"This panel will bring together a group of user experience experts, with a group often overlooked in the art and science of user experience and food designers. The panelists will include: an award-winning Michelin-starred Chef, a culinary school instructor, a user experience practitioner, and a world-renowned HCI academic.
Together, the panel will compare and contrast concepts from food design and user experience including the challenges of meeting demanding end-user needs, and best practices from food design that one could potentially apply to the design of everyday things.
The main objective of the panel is to explore pertinent questions on the craft of design from two different domain perspectives, whilst evaluating some of the key overlapping concepts.
Among the issues they will examine are:
- How to ensure that designs satisfy the end customers
- The top 3 challenges in coming up with a new design (or recipe)
- How to conduct user testing in a high-stress environment
- Processes to use in developing entirely new creations
I've always wondered how food visualizations effect our senses. Some people make it into their daily work to give food the best presentation. In 2007, they had their International Conference on Food Styling and Photography: A World View of Business, Techniques, and Design. Loved to have been there.
Based upon the restaurant metaphor with a front stage (dining room) and a back stage (kitchen), the authors advice information architects and other user experience professionals to apply their thinking to the area of content management in the back stage as well.
Tim Brown, of IDEO fame, posts a thought on an unique diner experience.
"We were finally taken into the chef’s office where a table had been laid for us to eat dinner.
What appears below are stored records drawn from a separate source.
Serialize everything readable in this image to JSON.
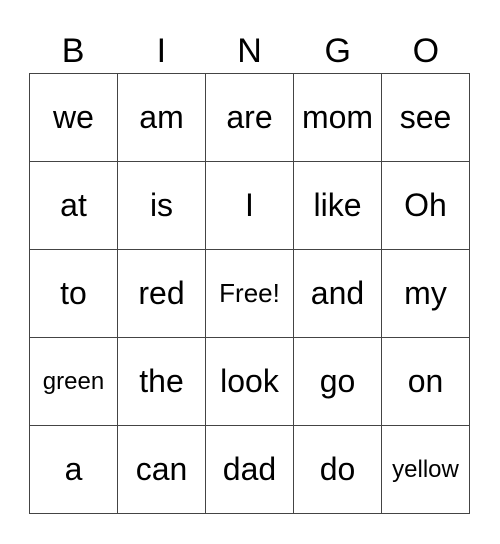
{
  "title_letters": [
    "B",
    "I",
    "N",
    "G",
    "O"
  ],
  "rows": [
    [
      "we",
      "am",
      "are",
      "mom",
      "see"
    ],
    [
      "at",
      "is",
      "I",
      "like",
      "Oh"
    ],
    [
      "to",
      "red",
      "Free!",
      "and",
      "my"
    ],
    [
      "green",
      "the",
      "look",
      "go",
      "on"
    ],
    [
      "a",
      "can",
      "dad",
      "do",
      "yellow"
    ]
  ]
}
Instead of a stuffy stateroom we were deep in the private domain of the chef surrounded by his cookbooks, favorite wines, favorite music and the clutter of a large-scale culinary operation. What followed was a perfectly delivered meal where we chatted with the chef about the locally sourced food and how he cooked it as well as having great conversations amongst ourselves. Every piece of the experience felt like the chef and his staff designed it personally for us."
"(...) the brand quality layer 'Brand Experience' illustrates our perception of user experience and brand management of the main stations. We studied the usability, user value, and interface (simplicity, character, and feedback), and rated each site on a scale of eating at various types of Japanese restaurants. (...) We chose restaurants as the metaphor for brand experience because, from an interactive branding point of view, a visit to a website is like a visit to a restaurant in terms of service, feedback, content, pleasure, character, and memorability. And also because Tokyo has the highest density of good restaurants in the world." - courtesy of ruurdpriester
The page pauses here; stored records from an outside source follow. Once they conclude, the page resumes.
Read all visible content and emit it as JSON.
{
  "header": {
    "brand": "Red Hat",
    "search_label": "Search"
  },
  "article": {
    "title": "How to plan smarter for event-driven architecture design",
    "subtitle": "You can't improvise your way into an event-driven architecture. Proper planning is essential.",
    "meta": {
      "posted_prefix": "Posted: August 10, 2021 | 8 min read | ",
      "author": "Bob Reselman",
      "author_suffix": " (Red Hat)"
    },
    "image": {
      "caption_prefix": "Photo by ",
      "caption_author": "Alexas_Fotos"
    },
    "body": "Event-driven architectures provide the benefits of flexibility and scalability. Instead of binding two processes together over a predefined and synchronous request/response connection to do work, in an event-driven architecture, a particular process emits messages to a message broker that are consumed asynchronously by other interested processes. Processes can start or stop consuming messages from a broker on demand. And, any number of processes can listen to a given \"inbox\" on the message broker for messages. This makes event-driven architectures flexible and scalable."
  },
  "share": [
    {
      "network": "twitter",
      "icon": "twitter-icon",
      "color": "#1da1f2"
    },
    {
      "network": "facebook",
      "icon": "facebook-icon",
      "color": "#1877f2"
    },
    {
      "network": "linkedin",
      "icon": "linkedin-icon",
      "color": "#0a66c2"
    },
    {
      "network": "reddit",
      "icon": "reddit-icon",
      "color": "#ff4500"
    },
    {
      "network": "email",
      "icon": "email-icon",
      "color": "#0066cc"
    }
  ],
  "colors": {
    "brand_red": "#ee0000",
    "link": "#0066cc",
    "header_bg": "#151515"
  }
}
Victor Lombardi (of NBS fame) introduces the concept of the Food Guide to guide people during their dinner through the dishes, tastes and textures. Quite a concept. "(...) the food is the focus and the restaurant provides a food-centric experience."
According to this article, an upscale New York restaurant is the first to feature 'ubiquitous computing', with an innovative table-top interactive menu for wine selection. (courtesy of Business Week)
Chefs are a lot like hardware hackers. Both geek out, absorbing the specs of (vegetables|technology) for the purpose of creating something that nobody else has: (innovative food|new machines). So what happens when the kitchen becomes a hack lab? Something delicious. Something geeky. - And what if being a designer for user experience is like being a chef? FH: Towards an anarchist food aesthetic.
"Observation of eating and drinking behaviour and of the emotional reactions triggered by such behaviour provides unique possibilities to help the food and drink industry design products and experiences that fit special situations and evoke hedonistic experiences.", says the European Centre for the Experience Economy on the project 'Restaurant of the Future'.